Except for the taping of a live performance at the Portland Festival, Miles Davis’s discography for 1966 only lists the recordings made for the LP “Miles Smiles”! How strange when one considers the usual large output of Miles and his ensembles for Columbia Records in the Sixties.
The bass player Ron Carter was best suited for the complicated rhythm part and remained Miles’s ‘number one’ in a quintet which gave a new interpretation to compositions by Wayne Shorter and jazz hits such as “Freedom Jazz Dance” by Eddie Harris and Jimmy Heath’s “Gingerbread Boy”.
Every second of the nine-minute-long “Footprints” by Shorter is an absolute highlight, while the drumming of the young Tony Williams in “Freedom Jazz Dance” is full of vitality, with a quick pulse, and even described as »threatening« in the liner notes. This music is neither ‘new stream’ nor ‘old guard’ but good modern jazz according to Anthony Tuttle. That’s exactly what “Miles Smiles” was upon its release 40 years ago – and that’s what it is to this day!
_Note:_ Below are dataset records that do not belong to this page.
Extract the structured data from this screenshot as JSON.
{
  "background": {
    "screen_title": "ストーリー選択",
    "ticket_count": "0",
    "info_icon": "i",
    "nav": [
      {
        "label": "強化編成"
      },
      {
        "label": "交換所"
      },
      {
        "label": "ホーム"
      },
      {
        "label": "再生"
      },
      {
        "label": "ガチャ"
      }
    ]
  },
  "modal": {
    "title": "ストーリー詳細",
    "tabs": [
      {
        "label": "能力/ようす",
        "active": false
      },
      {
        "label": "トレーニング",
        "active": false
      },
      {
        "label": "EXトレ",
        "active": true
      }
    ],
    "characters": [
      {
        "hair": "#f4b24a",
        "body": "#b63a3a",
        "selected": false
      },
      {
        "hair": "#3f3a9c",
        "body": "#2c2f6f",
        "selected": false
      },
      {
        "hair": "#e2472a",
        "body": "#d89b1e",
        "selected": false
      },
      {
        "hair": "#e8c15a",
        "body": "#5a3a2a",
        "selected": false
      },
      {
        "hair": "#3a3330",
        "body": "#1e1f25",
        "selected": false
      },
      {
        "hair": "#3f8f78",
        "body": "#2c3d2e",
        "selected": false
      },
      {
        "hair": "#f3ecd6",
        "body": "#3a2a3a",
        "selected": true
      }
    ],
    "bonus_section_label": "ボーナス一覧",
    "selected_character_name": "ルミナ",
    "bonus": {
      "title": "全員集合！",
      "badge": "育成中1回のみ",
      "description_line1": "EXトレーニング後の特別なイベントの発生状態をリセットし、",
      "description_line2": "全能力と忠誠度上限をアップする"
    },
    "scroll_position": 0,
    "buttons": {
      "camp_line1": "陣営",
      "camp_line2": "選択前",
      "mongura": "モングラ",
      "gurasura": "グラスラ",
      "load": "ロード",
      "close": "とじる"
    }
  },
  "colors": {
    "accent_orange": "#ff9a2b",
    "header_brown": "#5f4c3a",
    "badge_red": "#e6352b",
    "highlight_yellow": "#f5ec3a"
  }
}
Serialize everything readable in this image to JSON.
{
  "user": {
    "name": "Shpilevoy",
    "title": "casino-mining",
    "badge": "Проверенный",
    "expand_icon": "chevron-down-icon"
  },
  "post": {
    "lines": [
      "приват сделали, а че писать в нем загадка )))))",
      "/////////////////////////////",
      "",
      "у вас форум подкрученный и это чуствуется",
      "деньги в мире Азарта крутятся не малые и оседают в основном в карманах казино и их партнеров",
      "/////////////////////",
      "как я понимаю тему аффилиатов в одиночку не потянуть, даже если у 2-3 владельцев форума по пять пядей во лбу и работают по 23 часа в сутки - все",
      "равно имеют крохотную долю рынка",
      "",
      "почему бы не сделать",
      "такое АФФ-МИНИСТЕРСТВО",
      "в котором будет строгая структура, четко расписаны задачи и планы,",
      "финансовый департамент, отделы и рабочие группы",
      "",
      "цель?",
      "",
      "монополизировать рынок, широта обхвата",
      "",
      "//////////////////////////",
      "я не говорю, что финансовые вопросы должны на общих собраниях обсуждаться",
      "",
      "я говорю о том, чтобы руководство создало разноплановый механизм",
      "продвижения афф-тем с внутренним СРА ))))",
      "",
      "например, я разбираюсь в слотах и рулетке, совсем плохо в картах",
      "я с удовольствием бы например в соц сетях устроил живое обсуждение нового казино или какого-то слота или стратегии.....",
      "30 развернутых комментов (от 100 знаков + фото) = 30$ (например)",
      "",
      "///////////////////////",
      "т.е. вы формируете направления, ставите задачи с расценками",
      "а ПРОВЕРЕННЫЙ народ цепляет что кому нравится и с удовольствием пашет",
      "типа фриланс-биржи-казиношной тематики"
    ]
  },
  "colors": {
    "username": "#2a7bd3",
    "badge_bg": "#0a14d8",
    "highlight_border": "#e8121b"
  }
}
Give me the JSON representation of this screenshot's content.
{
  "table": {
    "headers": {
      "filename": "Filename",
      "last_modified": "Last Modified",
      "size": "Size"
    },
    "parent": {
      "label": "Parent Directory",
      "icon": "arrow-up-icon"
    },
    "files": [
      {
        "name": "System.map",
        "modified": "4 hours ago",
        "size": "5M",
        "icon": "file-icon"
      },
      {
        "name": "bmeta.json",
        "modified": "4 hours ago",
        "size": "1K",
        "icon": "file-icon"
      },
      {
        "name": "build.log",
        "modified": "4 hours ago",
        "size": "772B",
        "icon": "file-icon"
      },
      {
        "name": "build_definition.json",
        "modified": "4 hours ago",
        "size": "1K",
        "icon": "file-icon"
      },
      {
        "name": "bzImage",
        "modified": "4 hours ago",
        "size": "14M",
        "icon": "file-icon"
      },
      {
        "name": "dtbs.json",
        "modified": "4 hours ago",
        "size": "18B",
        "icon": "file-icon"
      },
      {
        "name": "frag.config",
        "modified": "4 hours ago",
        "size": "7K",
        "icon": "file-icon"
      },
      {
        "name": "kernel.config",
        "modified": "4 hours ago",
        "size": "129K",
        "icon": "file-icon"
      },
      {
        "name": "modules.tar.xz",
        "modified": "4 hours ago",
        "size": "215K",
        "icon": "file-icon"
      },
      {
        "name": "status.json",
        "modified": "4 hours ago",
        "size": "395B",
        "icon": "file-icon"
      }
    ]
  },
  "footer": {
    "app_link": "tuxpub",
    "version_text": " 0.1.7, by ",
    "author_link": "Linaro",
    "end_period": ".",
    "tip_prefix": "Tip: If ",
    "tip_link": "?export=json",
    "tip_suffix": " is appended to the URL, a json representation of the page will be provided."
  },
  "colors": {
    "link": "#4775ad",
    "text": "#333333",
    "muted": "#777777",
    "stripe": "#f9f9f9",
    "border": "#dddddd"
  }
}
And that Miles Davis smiled for once thanks to the great musical relationship between the five individualists is certainly no mere rumour.